Oh what we don’t tell our new mamas—how lonely they will feel at times. It doesn’t matter if they are home on maternity leave or surrounded by friends and family. You feel like you are drowning at times. You can’t get the baby to stop crying or fussing. You are sleep deprived. You haven’t eaten a real meal in days. Don’t even ask when you showered last. Yet those few seconds you are alone when your nugget isn’t attached to your boob or in your arms, you may feel overwhelming loneliness. No one seems to understand the weight on your shoulders. You worry about everything. Your partner doesn’t seem to understand how you feel. You hear and read different opinions on everything you do for your baby. The loneliness does subside and lessen each week. It will crawl back and hit you like a ton of bricks at times. You are not alone. Call on your support system—friends, family, or online groups. We don’t tell new moms about this issue. It exists. You’ve got this mama.

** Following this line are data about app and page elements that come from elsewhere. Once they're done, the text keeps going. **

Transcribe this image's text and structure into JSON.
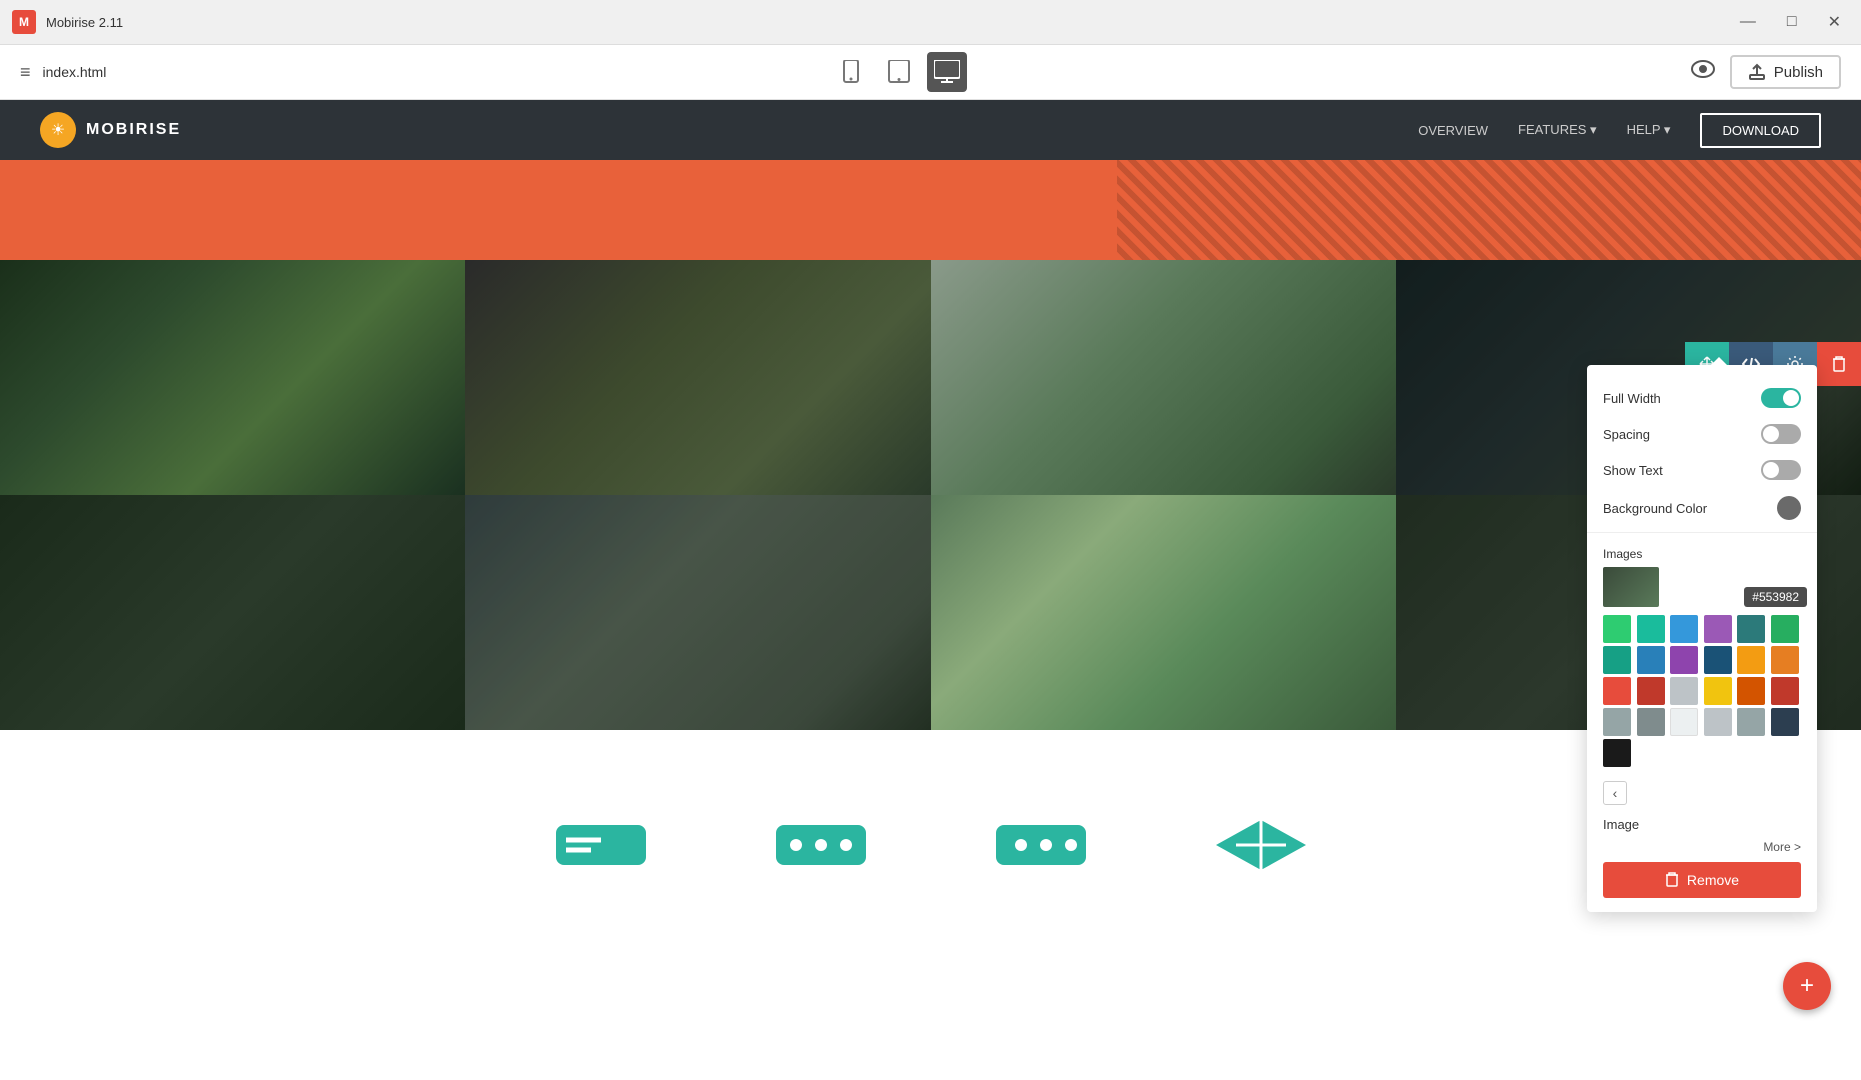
{
  "titlebar": {
    "logo": "M",
    "title": "Mobirise 2.11",
    "minimize": "—",
    "maximize": "□",
    "close": "✕"
  },
  "toolbar": {
    "hamburger": "≡",
    "filename": "index.html",
    "devices": [
      {
        "id": "mobile",
        "icon": "📱",
        "label": "mobile"
      },
      {
        "id": "tablet",
        "icon": "📱",
        "label": "tablet"
      },
      {
        "id": "desktop",
        "icon": "🖥",
        "label": "desktop",
        "active": true
      }
    ],
    "preview_label": "👁",
    "publish_label": "Publish"
  },
  "nav": {
    "logo_text": "MOBIRISE",
    "links": [
      "OVERVIEW",
      "FEATURES ▾",
      "HELP ▾"
    ],
    "download_label": "DOWNLOAD"
  },
  "settings": {
    "full_width_label": "Full Width",
    "full_width_value": true,
    "spacing_label": "Spacing",
    "spacing_value": false,
    "show_text_label": "Show Text",
    "show_text_value": false,
    "bg_color_label": "Background Color",
    "images_label": "Images",
    "image_label": "Image",
    "more_label": "More >",
    "remove_label": "Remove",
    "color_hex": "#553982",
    "palette": [
      "#2ecc71",
      "#1abc9c",
      "#3498db",
      "#9b59b6",
      "#2c7a7a",
      "#27ae60",
      "#16a085",
      "#2980b9",
      "#8e44ad",
      "#1a5276",
      "#f39c12",
      "#e67e22",
      "#e74c3c",
      "#c0392b",
      "#bdc3c7",
      "#f1c40f",
      "#d35400",
      "#c0392b",
      "#95a5a6",
      "#7f8c8d",
      "#ecf0f1",
      "#bdc3c7",
      "#95a5a6",
      "#2c3e50",
      "#1a1a1a"
    ]
  },
  "block_actions": {
    "move_icon": "↕",
    "code_icon": "</>",
    "settings_icon": "⚙",
    "delete_icon": "🗑"
  },
  "fab": {
    "icon": "+"
  }
}
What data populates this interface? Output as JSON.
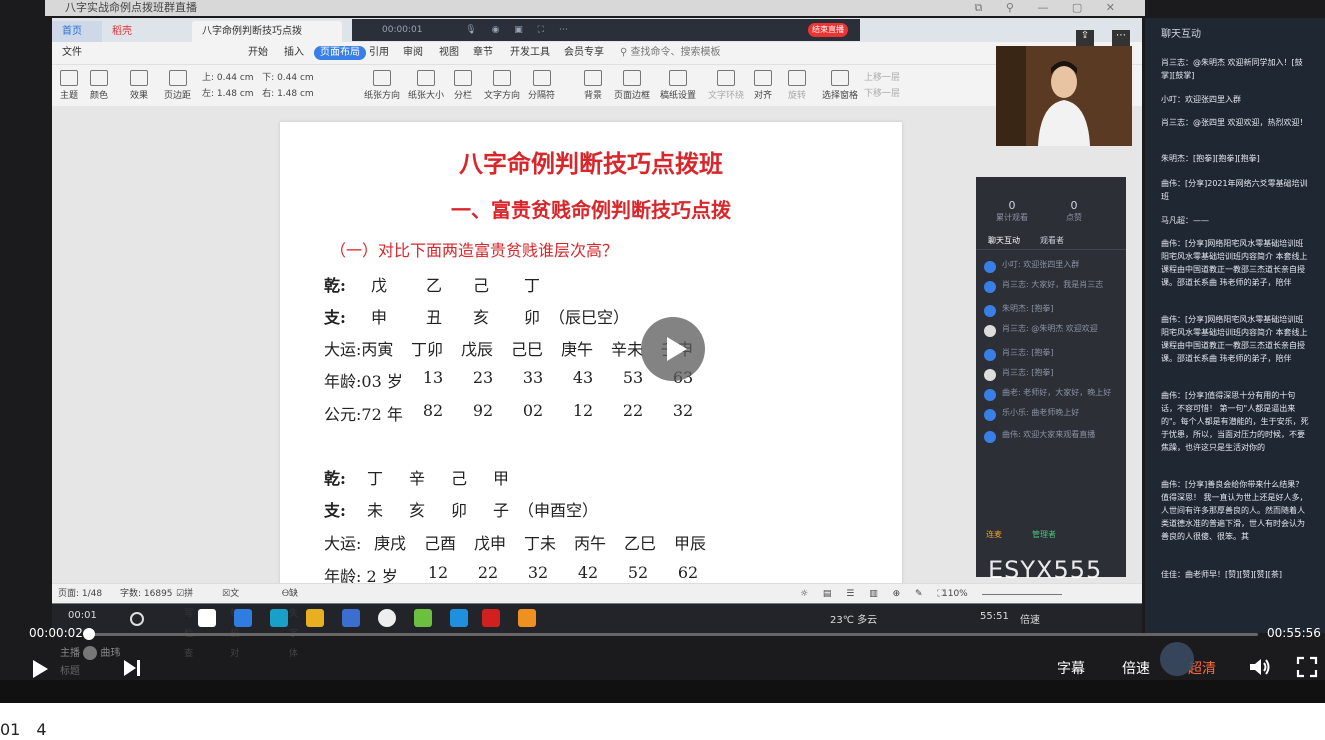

“Having children is like living in a frat house – nobody sleeps, everything’s broken, and there’s a lot of throwing up.”–Ray Romano
5. Endless Guilt and Worry
Think all the worry would go away once you were no longer pregnant? Wrong-o. While pregnant, you may find yourself conscious of every item you eat. You can’t wait to just hold your baby in your arms, where you know it’ll be safe. Although there is an instant relief when that baby boy or girl is placed on your chest, it is immediately replaced with guilt and worry. The first few weeks of motherhood are hard as macadamia nuts. You blame yourself for every cry, fuss, and issue that will surely arise. You wonder what you can do better. You worry that you are not doing enough…or maybe too much. You are enough, mama. It’s ok for the baby to cry so you can shovel down food for 5.8 seconds. You will be given plenty of unsolicited advice, but know what to listen to and what to ignore. Welcome to motherhood—that worry and guilt will be there until the day you croak. Don’t be too harsh on yourself. You’ve got this mama.
“Most of the time, I feel entirely unqualified to be a parent. I call these times being awake.” –Jim Gaffigan
Good luck new mama. Find a support system—whether it’s friends and family or a group of women online. Keep pushing through. It does get better, but there will be many road blocks and bumps along the way. It’s not easy. It’s not magical. It is special. Like the Grinch, your heart will grow three sizes. You are not alone.
Most importantly—You’ve got this mama.